Your task
Write out each record a second time, exactly.

Data records for software interfaces
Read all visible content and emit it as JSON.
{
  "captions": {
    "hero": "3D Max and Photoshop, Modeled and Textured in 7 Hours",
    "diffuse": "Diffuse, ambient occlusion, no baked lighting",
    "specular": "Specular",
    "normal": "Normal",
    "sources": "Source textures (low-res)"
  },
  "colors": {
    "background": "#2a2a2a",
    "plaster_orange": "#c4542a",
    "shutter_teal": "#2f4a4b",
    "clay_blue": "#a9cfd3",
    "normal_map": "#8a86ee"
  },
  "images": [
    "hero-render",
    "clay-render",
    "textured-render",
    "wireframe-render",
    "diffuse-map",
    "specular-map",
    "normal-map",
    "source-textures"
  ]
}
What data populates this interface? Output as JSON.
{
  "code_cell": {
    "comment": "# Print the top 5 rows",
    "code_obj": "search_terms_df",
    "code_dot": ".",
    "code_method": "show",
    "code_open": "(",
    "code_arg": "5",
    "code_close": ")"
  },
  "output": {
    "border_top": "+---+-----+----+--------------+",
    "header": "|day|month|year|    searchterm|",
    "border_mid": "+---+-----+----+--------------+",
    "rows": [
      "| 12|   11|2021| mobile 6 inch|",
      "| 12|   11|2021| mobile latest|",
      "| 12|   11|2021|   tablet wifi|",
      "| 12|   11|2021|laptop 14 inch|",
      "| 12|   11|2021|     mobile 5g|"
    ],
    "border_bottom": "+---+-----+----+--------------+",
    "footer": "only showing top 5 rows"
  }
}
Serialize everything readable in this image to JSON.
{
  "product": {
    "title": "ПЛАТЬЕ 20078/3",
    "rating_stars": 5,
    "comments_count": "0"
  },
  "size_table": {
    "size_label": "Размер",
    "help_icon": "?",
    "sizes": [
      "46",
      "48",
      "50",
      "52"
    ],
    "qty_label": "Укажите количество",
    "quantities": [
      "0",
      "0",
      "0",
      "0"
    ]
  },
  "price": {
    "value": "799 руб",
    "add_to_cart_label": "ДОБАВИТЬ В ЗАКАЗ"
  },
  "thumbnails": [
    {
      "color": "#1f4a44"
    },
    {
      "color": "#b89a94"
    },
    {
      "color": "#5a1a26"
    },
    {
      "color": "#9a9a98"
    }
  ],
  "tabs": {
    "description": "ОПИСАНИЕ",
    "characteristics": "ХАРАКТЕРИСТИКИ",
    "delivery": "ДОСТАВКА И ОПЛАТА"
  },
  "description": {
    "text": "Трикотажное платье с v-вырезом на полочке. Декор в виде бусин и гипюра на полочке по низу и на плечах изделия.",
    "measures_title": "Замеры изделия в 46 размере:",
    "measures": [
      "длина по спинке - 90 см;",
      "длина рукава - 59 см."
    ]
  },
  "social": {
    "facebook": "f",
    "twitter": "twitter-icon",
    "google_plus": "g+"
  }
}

Output of the exercise
Read all visible content and emit it as JSON.
{
  "captions": {
    "hero": "3D Max and Photoshop, Modeled and Textured in 7 Hours",
    "diffuse": "Diffuse, ambient occlusion, no baked lighting",
    "specular": "Specular",
    "normal": "Normal",
    "sources": "Source textures (low-res)"
  },
  "colors": {
    "background": "#2a2a2a",
    "plaster_orange": "#c4542a",
    "shutter_teal": "#2f4a4b",
    "clay_blue": "#a9cfd3",
    "normal_map": "#8a86ee"
  },
  "images": [
    "hero-render",
    "clay-render",
    "textured-render",
    "wireframe-render",
    "diffuse-map",
    "specular-map",
    "normal-map",
    "source-textures"
  ]
}
What data populates this interface? Output as JSON.
{
  "code_cell": {
    "comment": "# Print the top 5 rows",
    "code_obj": "search_terms_df",
    "code_dot": ".",
    "code_method": "show",
    "code_open": "(",
    "code_arg": "5",
    "code_close": ")"
  },
  "output": {
    "border_top": "+---+-----+----+--------------+",
    "header": "|day|month|year|    searchterm|",
    "border_mid": "+---+-----+----+--------------+",
    "rows": [
      "| 12|   11|2021| mobile 6 inch|",
      "| 12|   11|2021| mobile latest|",
      "| 12|   11|2021|   tablet wifi|",
      "| 12|   11|2021|laptop 14 inch|",
      "| 12|   11|2021|     mobile 5g|"
    ],
    "border_bottom": "+---+-----+----+--------------+",
    "footer": "only showing top 5 rows"
  }
}
Serialize everything readable in this image to JSON.
{
  "product": {
    "title": "ПЛАТЬЕ 20078/3",
    "rating_stars": 5,
    "comments_count": "0"
  },
  "size_table": {
    "size_label": "Размер",
    "help_icon": "?",
    "sizes": [
      "46",
      "48",
      "50",
      "52"
    ],
    "qty_label": "Укажите количество",
    "quantities": [
      "0",
      "0",
      "0",
      "0"
    ]
  },
  "price": {
    "value": "799 руб",
    "add_to_cart_label": "ДОБАВИТЬ В ЗАКАЗ"
  },
  "thumbnails": [
    {
      "color": "#1f4a44"
    },
    {
      "color": "#b89a94"
    },
    {
      "color": "#5a1a26"
    },
    {
      "color": "#9a9a98"
    }
  ],
  "tabs": {
    "description": "ОПИСАНИЕ",
    "characteristics": "ХАРАКТЕРИСТИКИ",
    "delivery": "ДОСТАВКА И ОПЛАТА"
  },
  "description": {
    "text": "Трикотажное платье с v-вырезом на полочке. Декор в виде бусин и гипюра на полочке по низу и на плечах изделия.",
    "measures_title": "Замеры изделия в 46 размере:",
    "measures": [
      "длина по спинке - 90 см;",
      "длина рукава - 59 см."
    ]
  },
  "social": {
    "facebook": "f",
    "twitter": "twitter-icon",
    "google_plus": "g+"
  }
}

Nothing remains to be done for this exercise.